_LISTED RECORDS_:
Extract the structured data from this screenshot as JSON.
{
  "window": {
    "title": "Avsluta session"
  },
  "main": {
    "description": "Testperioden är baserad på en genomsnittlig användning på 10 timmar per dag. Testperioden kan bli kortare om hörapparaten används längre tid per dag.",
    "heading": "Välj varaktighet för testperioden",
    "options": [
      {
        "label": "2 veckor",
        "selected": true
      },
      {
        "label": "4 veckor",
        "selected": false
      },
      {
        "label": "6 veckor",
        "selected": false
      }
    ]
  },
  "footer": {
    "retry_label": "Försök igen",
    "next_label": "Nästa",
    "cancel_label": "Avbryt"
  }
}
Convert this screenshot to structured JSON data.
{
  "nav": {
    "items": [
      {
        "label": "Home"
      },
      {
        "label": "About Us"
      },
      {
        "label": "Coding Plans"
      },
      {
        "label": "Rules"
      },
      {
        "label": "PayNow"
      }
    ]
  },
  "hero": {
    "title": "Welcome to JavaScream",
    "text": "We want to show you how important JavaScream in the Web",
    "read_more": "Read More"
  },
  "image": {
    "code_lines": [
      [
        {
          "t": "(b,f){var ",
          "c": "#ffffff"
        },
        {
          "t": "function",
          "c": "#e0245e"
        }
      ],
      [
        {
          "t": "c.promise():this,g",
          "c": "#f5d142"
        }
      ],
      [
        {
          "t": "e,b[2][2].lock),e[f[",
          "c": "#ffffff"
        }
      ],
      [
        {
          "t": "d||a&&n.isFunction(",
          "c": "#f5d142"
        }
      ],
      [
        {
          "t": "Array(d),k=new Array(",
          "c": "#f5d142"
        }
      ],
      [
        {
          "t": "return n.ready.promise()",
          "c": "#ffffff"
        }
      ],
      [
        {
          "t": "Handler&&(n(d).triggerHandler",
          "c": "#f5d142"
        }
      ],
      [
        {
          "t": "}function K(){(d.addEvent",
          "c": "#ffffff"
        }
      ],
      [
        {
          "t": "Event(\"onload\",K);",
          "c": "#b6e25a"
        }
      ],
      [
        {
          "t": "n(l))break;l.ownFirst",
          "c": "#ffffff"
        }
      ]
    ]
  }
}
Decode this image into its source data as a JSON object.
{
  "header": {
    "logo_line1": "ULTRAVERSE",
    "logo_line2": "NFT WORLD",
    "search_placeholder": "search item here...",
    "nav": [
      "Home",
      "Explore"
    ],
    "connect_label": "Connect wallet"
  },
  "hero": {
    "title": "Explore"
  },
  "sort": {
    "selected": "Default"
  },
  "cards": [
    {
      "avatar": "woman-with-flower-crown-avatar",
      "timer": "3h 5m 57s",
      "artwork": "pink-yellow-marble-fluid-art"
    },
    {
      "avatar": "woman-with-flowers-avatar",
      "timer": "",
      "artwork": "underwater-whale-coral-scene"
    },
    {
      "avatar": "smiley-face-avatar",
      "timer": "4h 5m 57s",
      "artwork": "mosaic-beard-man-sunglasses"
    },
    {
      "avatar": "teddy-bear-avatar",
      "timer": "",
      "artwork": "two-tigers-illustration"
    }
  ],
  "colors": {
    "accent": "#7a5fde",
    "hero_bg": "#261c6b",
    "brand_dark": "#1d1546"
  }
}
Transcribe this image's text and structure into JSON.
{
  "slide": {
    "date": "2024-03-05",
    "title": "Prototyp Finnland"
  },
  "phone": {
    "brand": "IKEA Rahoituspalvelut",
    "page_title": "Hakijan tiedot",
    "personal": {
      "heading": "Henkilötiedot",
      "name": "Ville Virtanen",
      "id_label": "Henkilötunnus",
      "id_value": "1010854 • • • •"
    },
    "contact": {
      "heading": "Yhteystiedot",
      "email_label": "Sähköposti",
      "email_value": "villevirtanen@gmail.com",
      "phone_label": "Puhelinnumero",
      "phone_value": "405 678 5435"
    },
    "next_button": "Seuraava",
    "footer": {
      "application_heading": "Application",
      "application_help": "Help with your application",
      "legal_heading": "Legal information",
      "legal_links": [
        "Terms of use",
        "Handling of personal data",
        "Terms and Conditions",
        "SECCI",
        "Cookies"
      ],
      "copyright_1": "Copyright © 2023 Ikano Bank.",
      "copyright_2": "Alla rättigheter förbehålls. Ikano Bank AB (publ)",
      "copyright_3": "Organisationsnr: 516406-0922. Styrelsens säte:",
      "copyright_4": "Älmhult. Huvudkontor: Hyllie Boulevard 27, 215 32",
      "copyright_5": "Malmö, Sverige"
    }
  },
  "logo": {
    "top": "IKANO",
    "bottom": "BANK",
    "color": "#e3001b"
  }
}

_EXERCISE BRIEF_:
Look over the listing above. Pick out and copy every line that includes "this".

_WRITTEN ANSWER_:
Extract the structured data from this screenshot as JSON.
Convert this screenshot to structured JSON data.
          "t": "c.promise():this,g",
Decode this image into its source data as a JSON object.
Transcribe this image's text and structure into JSON.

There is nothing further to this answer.